Ship systems can be targeted directly by an enemy. Sails can be struck at –3, and weapons and rudders are targeted at –6.



If two ships are in the same hex they are in point-blank range, and can be become engaged. An attacking ship can send boarders on ornithopters, or can try to attach grapnels. Ornithopter pilots must make a single pilot check to reach the opponents’ ship, and succeed on a 3/DX to land cleanly. An attacking ship must be quite close for grapnels to land, and the attacking captain must succeed on a 4d test to come aside. A 17+ on this test is a collision on both ships take 3d for each speed category they are traveling. If the attacker gains two grapnels per size category for a full round, the ships are considered engaged. The two ships are bound together and neither ship can maneuver until the engagement is broken. Rammed ships are automatically engaged.

New IQ10 Talent: Gliding (1)  This is the skill to pilot single-occupant flying machines. Simply flying in an ornithopter requires no check, but complicated maneuvers like landing on a moving ship or aerial combat may require a DX test. A figure without his talent must make 3/DX test each round to make progress gliding, and would fall to the ground in normal gravity.


Tactical Combat Sample

Captain Abella of the sky galley Redolent is patrolling the Scintillance in search of pirates when she comes upon ‘Dark’ Derrick’s sloop Manta Ray with its sails furled. The GM rolls a 2 and two ships are 10 tactical hexes apart. The Redolent is currently moving at 2, while the Manta Ray was at anchor.

Abella chooses to close and Derrick will try to withdraw. Abella (IQ12) wins the contested roll against Derrick, and closes 4 hexes to 6 (their speed of 2+2 for advantage. Abella increases her speed by 2 (with +2 to the check due to the two unused maneuvers) to 4. Derrick lets out his sails and accelerates times to 3. The Manta Ray has extended rudders giving it Handling 3. Neither ship can bring weapons to bear at this range.

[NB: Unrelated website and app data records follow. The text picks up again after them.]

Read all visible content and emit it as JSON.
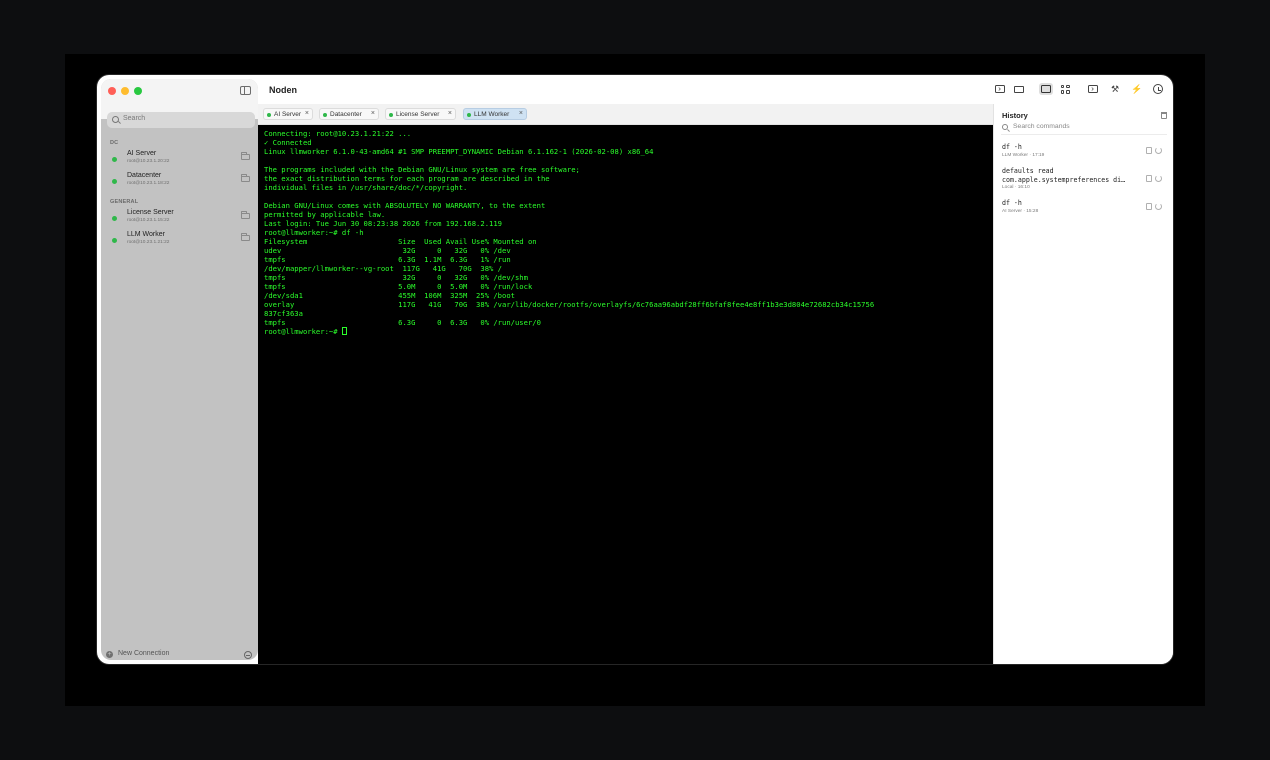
{
  "window": {
    "title": "Noden"
  },
  "sidebar": {
    "search_placeholder": "Search",
    "groups": [
      {
        "label": "DC",
        "hosts": [
          {
            "name": "AI Server",
            "address": "root@10.23.1.20:22",
            "status_color": "#2fb84a"
          },
          {
            "name": "Datacenter",
            "address": "root@10.23.1.18:22",
            "status_color": "#2fb84a"
          }
        ]
      },
      {
        "label": "GENERAL",
        "hosts": [
          {
            "name": "License Server",
            "address": "root@10.23.1.15:22",
            "status_color": "#2fb84a"
          },
          {
            "name": "LLM Worker",
            "address": "root@10.23.1.21:22",
            "status_color": "#2fb84a"
          }
        ]
      }
    ],
    "new_connection_label": "New Connection"
  },
  "toolbar": {
    "buttons": [
      {
        "icon": "terminal-icon",
        "active": false
      },
      {
        "icon": "folder-icon",
        "active": false
      },
      {
        "icon": "single-pane-icon",
        "active": true
      },
      {
        "icon": "grid-icon",
        "active": false
      },
      {
        "icon": "console-icon",
        "active": false
      },
      {
        "icon": "hammer-icon",
        "active": false
      },
      {
        "icon": "magic-wand-icon",
        "active": false
      },
      {
        "icon": "history-icon",
        "active": false
      }
    ]
  },
  "tabs": [
    {
      "label": "AI Server",
      "active": false
    },
    {
      "label": "Datacenter",
      "active": false
    },
    {
      "label": "License Server",
      "active": false
    },
    {
      "label": "LLM Worker",
      "active": true
    }
  ],
  "terminal": {
    "lines": [
      "Connecting: root@10.23.1.21:22 ...",
      "✓ Connected",
      "Linux llmworker 6.1.0-43-amd64 #1 SMP PREEMPT_DYNAMIC Debian 6.1.162-1 (2026-02-08) x86_64",
      "",
      "The programs included with the Debian GNU/Linux system are free software;",
      "the exact distribution terms for each program are described in the",
      "individual files in /usr/share/doc/*/copyright.",
      "",
      "Debian GNU/Linux comes with ABSOLUTELY NO WARRANTY, to the extent",
      "permitted by applicable law.",
      "Last login: Tue Jun 30 08:23:38 2026 from 192.168.2.119",
      "root@llmworker:~# df -h",
      "Filesystem                     Size  Used Avail Use% Mounted on",
      "udev                            32G     0   32G   0% /dev",
      "tmpfs                          6.3G  1.1M  6.3G   1% /run",
      "/dev/mapper/llmworker--vg-root  117G   41G   70G  38% /",
      "tmpfs                           32G     0   32G   0% /dev/shm",
      "tmpfs                          5.0M     0  5.0M   0% /run/lock",
      "/dev/sda1                      455M  106M  325M  25% /boot",
      "overlay                        117G   41G   70G  38% /var/lib/docker/rootfs/overlayfs/6c76aa96abdf28ff6bfaf8fee4e8ff1b3e3d804e72682cb34c15756",
      "837cf363a",
      "tmpfs                          6.3G     0  6.3G   0% /run/user/0"
    ],
    "prompt": "root@llmworker:~# "
  },
  "history": {
    "title": "History",
    "search_placeholder": "Search commands",
    "items": [
      {
        "command": "df -h",
        "host": "LLM Worker",
        "time": "17:19"
      },
      {
        "command": "defaults read\ncom.apple.systempreferences di…",
        "host": "Local",
        "time": "16:10"
      },
      {
        "command": "df -h",
        "host": "AI Server",
        "time": "15:28"
      }
    ]
  }
}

Abella wins the second round as well, and closes to 3 hexes. Derrick tries to Evade 3 times and succeeds twice. Abella’s gunners fire two scorpions against their IQ12, with -2 for the evasions and -2 for range (-1 for each hex beyond the first) and +2 for the sloop’s size for a total of -2adjIQ. One hits for 12 damage to the hull. Derrick’s only weapon is a fire projector which is out of range.

Abella keeps advantage for the third round and closes to 1 hex. Her ship must come about to fire its other two scorpions. Derrick evades twice and rolls to protect his sails. With a 5 and 7, both weapons hit. A lucky 6, followed by a 2 on the hit location chart has the second scorpion strike sails for 17 damage, taking one out and lowering the ship to MA2. The other did 12 more to the hull. Since it rolled, the Manta Ray may not use its weapons.

Derrick wins advantage this round, but since their speed (2) is 2 less than the enemy (4) they are still one hex apart. Derrick successfully accelerates to 3, evades, and rolls again. Abella slows to 3, comes about and fires, but both scorpions miss.

The contested roll is a tie, so there is no advantage. Since the Redolent is moving faster, it closes to engage. Abella tries to position for boarding, but fails the Captain check with a 15. Derrick’s crew unleashes their fire projector, but miss.

Derrick wins advantage and manages get slip away three hexes. They try and fail to roll, but successfully evade. Abella comes about to fire and both scorpions strike home, doing 14 and 11 to hull. Derrick’s fire projector is out of range again.

This round the the advantage goes back to Abella, who closes to 0 again. She drops speed to 2. Her positioning check of 8 is successful and she comes alongside the sloop. Six marines launch grapnels and four land. This is 2 per Size category of the smaller vessel and the two ships are lashed together.

Next round the marines will pour over the deck and the battle for the Manta Ray will get personal.